### Exercise instructions:
Look below and pull out each line with the word "label".
━━ Records to process
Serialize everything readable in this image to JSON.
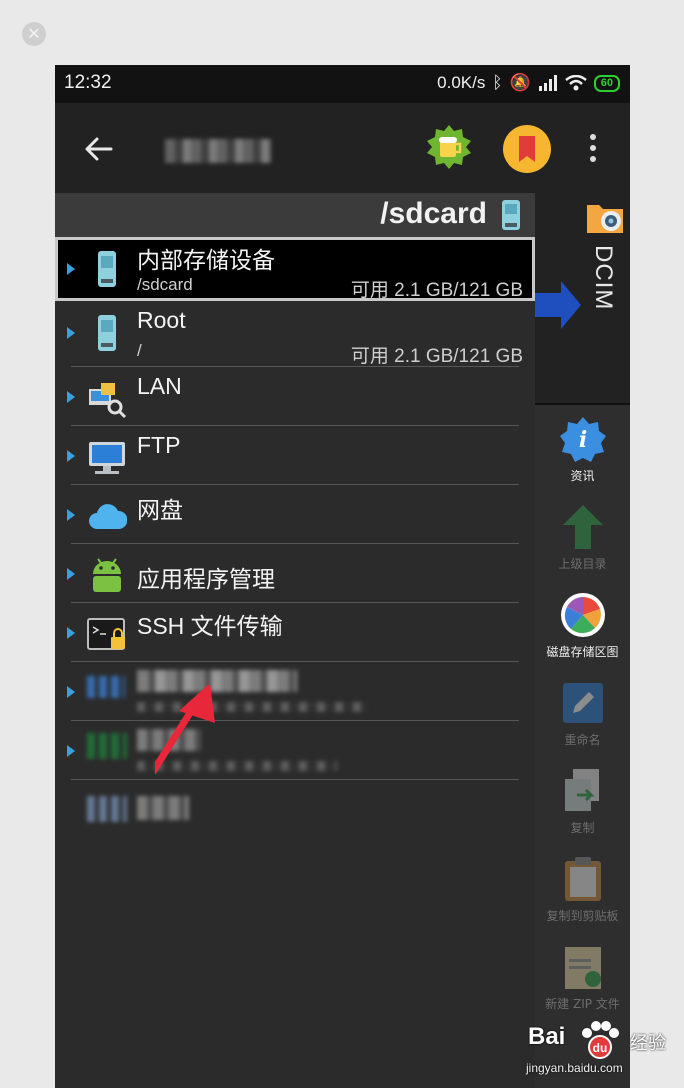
{
  "status_bar": {
    "time": "12:32",
    "net_speed": "0.0K/s",
    "battery": "60"
  },
  "path_bar": {
    "path": "/sdcard"
  },
  "dcim_panel": {
    "label": "DCIM"
  },
  "storage_list": [
    {
      "name": "内部存储设备",
      "subtitle": "/sdcard",
      "capacity": "可用 2.1 GB/121 GB",
      "icon": "sdcard-icon"
    },
    {
      "name": "Root",
      "subtitle": "/",
      "capacity": "可用 2.1 GB/121 GB",
      "icon": "sdcard-icon"
    },
    {
      "name": "LAN",
      "icon": "lan-icon"
    },
    {
      "name": "FTP",
      "icon": "monitor-icon"
    },
    {
      "name": "网盘",
      "icon": "cloud-icon"
    },
    {
      "name": "应用程序管理",
      "icon": "android-icon"
    },
    {
      "name": "SSH 文件传输",
      "icon": "terminal-lock-icon"
    }
  ],
  "side_actions": [
    {
      "label": "资讯",
      "icon": "info-icon",
      "enabled": true
    },
    {
      "label": "上级目录",
      "icon": "up-arrow-icon",
      "enabled": false
    },
    {
      "label": "磁盘存储区图",
      "icon": "pie-chart-icon",
      "enabled": true
    },
    {
      "label": "重命名",
      "icon": "rename-icon",
      "enabled": false
    },
    {
      "label": "复制",
      "icon": "copy-icon",
      "enabled": false
    },
    {
      "label": "复制到剪贴板",
      "icon": "clipboard-icon",
      "enabled": false
    },
    {
      "label": "新建 ZIP 文件",
      "icon": "zip-icon",
      "enabled": false
    }
  ],
  "watermark": {
    "brand": "Bai",
    "brand_suffix": "经验",
    "url": "jingyan.baidu.com"
  },
  "colors": {
    "accent_chevron": "#3aa0e0",
    "battery_green": "#2bd22b",
    "arrow_red": "#e8283a"
  }
}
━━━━
### Written answer:
    "label": "DCIM"
      "label": "资讯",
      "label": "上级目录",
      "label": "磁盘存储区图",
      "label": "重命名",
      "label": "复制",
      "label": "复制到剪贴板",
      "label": "新建 ZIP 文件",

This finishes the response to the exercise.